There are various options for controlling the fans; wireless remotes and wall mounted speed and reverse controls (at extra cost), but we just wired ours to a regular wall switch. We felt we would never want to reverse the airflow to flow upward as one might do in cold climates, nor would we use the lower speeds. When we turn our fans on they are in the downdraft rotation mode on high speed.
As noted, we bought five Hunter ceiling fans and installed them when we built our house. This was quite an investment and we hoped that these fans would last for many years. Now, after three years, the first of the fans failed. From the symptoms it appears that the problem is a defective capacitor. Each of our ceiling fan has three capacitors in the switch module. Evidently, capacitor failure is common in ceiling fans. Of course we went on-line to find out where we could find service and parts for Hunter fans. It turns out that, despite the fact that Hunter fans are widely available in the Philippines, the Hunter website does not show any Philippine distributor and provides no guidance on parts for international models other than a a generic email address. We have received no response to our email to Hunter global.
The availability of parts and service should be a consideration when deciding on purchasing ceiling fans (or any other expensive items). I was able to easily order parts for a $30 3-D brand floor fan but not so for a $170 Hunter ceiling fan. After giving up on Hunter itself, we went back to the retailer we purchased the fans from, Handyman Hardware at Robinson’s Mall in Iloilo City. First we had to prove that we bought the fans from Handyman. Fortunately, I had scanned the sales receipt. Otherwise, we’d be out of luck. Like many merchants, Handyman used a thermal-type register receipt, just like to old thermal fax paper. These can fade to invisablity in a short time leaving the purchaser with no way to prove the place or date of purchase. Hence we scan such receipts and save them online.

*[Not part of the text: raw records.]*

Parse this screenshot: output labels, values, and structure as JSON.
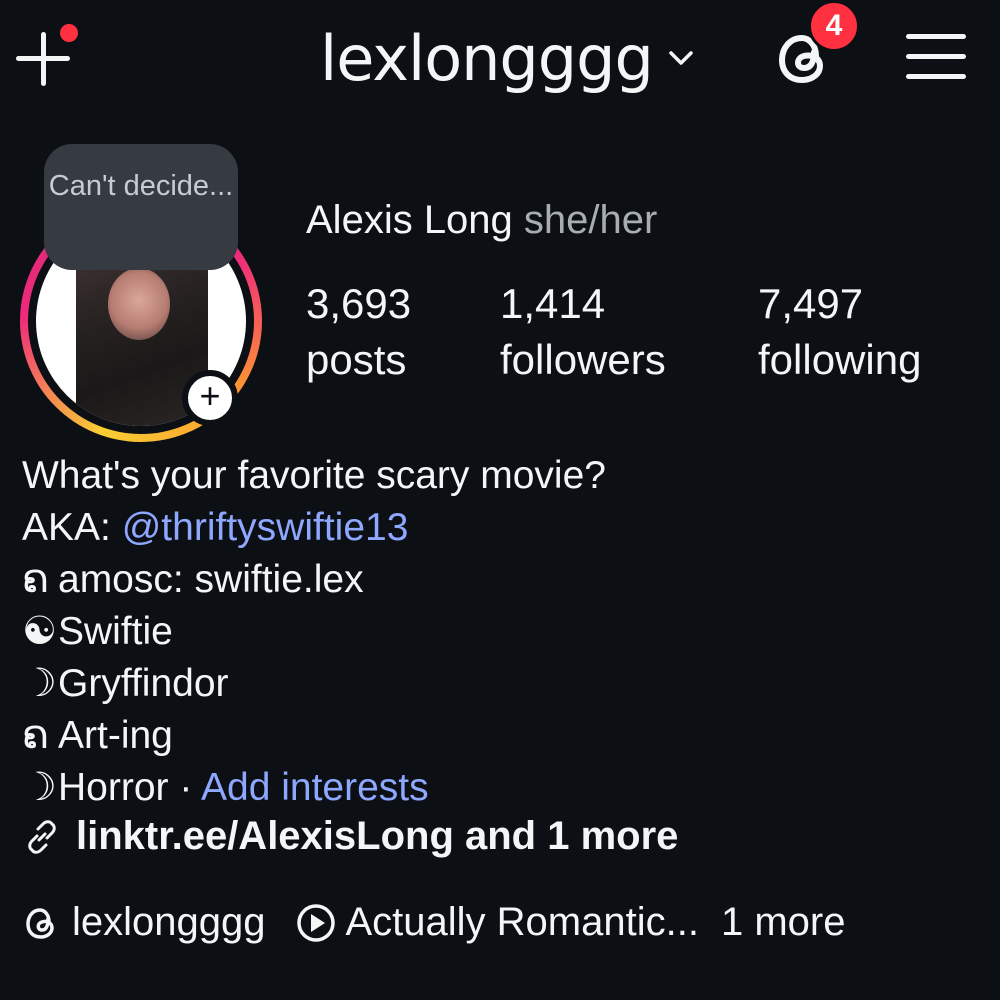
{
  "header": {
    "create_icon": "plus-icon",
    "username": "lexlongggg",
    "threads_badge_count": "4",
    "menu_icon": "hamburger-icon"
  },
  "profile": {
    "note": "Can't decide...",
    "full_name": "Alexis Long",
    "pronouns": "she/her",
    "stats": {
      "posts_count": "3,693",
      "posts_label": "posts",
      "followers_count": "1,414",
      "followers_label": "followers",
      "following_count": "7,497",
      "following_label": "following"
    }
  },
  "bio": {
    "line1": "What's your favorite scary movie?",
    "aka_prefix": "AKA: ",
    "aka_handle": "@thriftyswiftie13",
    "line3_glyph": "ຄ",
    "line3": "amosc: swiftie.lex",
    "line4_glyph": "☯",
    "line4": "Swiftie",
    "line5_glyph": "☽",
    "line5": "Gryffindor",
    "line6_glyph": "ຄ",
    "line6": "Art-ing",
    "line7_glyph": "☽",
    "line7": "Horror · ",
    "add_interests": "Add interests"
  },
  "links": {
    "text": "linktr.ee/AlexisLong and 1 more"
  },
  "bottom": {
    "threads_handle": "lexlongggg",
    "music": "Actually Romantic...",
    "more": "1 more"
  },
  "colors": {
    "background": "#0c0f14",
    "accent_blue": "#8ea7ff",
    "badge_red": "#ff3040"
  }
}
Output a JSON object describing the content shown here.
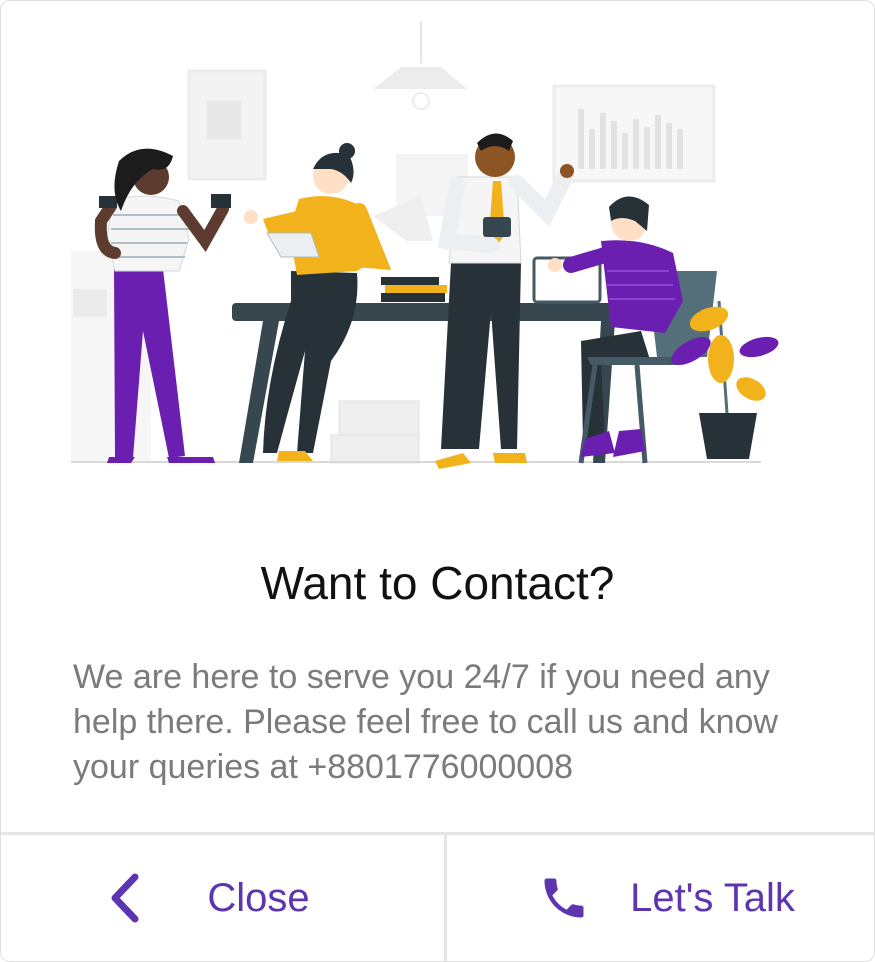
{
  "dialog": {
    "title": "Want to Contact?",
    "message": "We are here to serve you 24/7 if you need any help there. Please feel free to call us and know your queries at +8801776000008",
    "close_label": "Close",
    "talk_label": "Let's Talk"
  },
  "icons": {
    "close": "chevron-left-icon",
    "talk": "phone-icon"
  },
  "colors": {
    "accent": "#5e35b1",
    "purple": "#6a1fb0",
    "yellow": "#f2b21b",
    "dark": "#263238"
  }
}
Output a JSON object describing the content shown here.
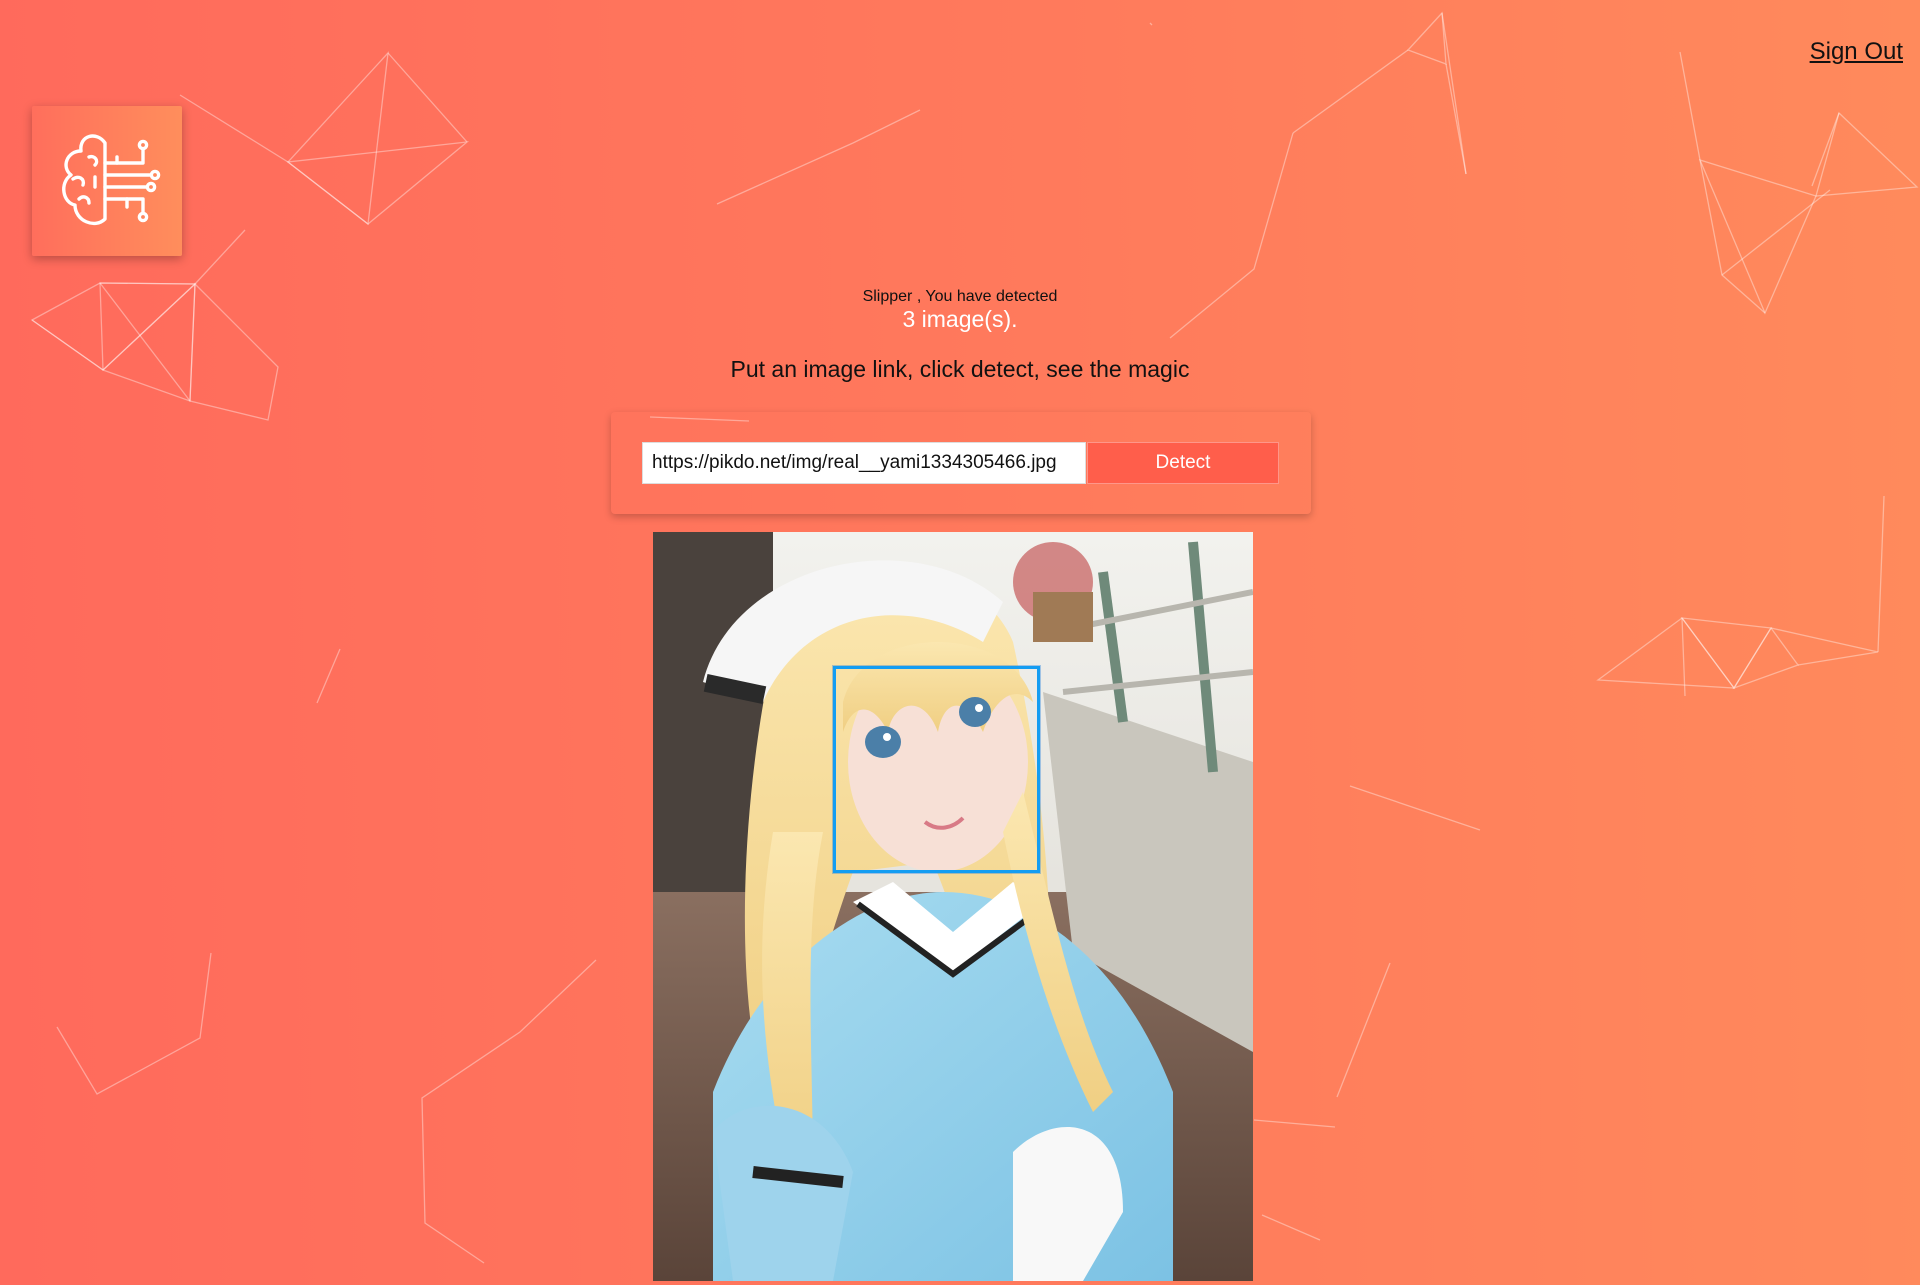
{
  "header": {
    "sign_out_label": "Sign Out"
  },
  "logo": {
    "icon": "brain-circuit-icon"
  },
  "status": {
    "greeting": "Slipper , You have detected",
    "count_text": "3 image(s)."
  },
  "tagline": "Put an image link, click detect, see the magic",
  "form": {
    "url_value": "https://pikdo.net/img/real__yami1334305466.jpg",
    "detect_label": "Detect"
  },
  "result": {
    "image_alt": "Detected image: cosplayer in maid outfit on a balcony",
    "face_box_color": "#149df2",
    "faces_detected": 1
  },
  "colors": {
    "background_start": "#ff6a5c",
    "background_end": "#ff8a5c",
    "detect_button": "#ff5e4b"
  }
}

Fortunately, they had the exact same fan in stock. It has a lifetime motor warranty graphic right on the box which I was able to use as part of my case. The manager asked me to bring in the while fan motor. We already knew that the problem was not in the motor because we own five of the same model of fan. When we tried the switch module from one of our other fans, it instantly solved the problem. We convinced him to send just the switch module to Manila. He asked that we pay P200 ($5.00) for the shipping. We did so and in a couple of weeks we received a message that our part was in. When we picked the switch module up, it appeared that they had just given us a replacement module, rather than repairing ours. In any case we were grateful for this good service from Handyman. There was no cost for the repairs beyond the P200 shipping fee.
Just in case it might be of use to others, this is the address of the repair facility to which Handyman shipped our part. From what we can garner online, NKD International Trading is a Philippine distributor for Black and Decker, Stanley, DeWalt and evidently Hunter Fans.
NKD Int’l c/o Mr. Michael
#10 Conseco St. San Francisco Del Monte
Quezon City (Metro Manila)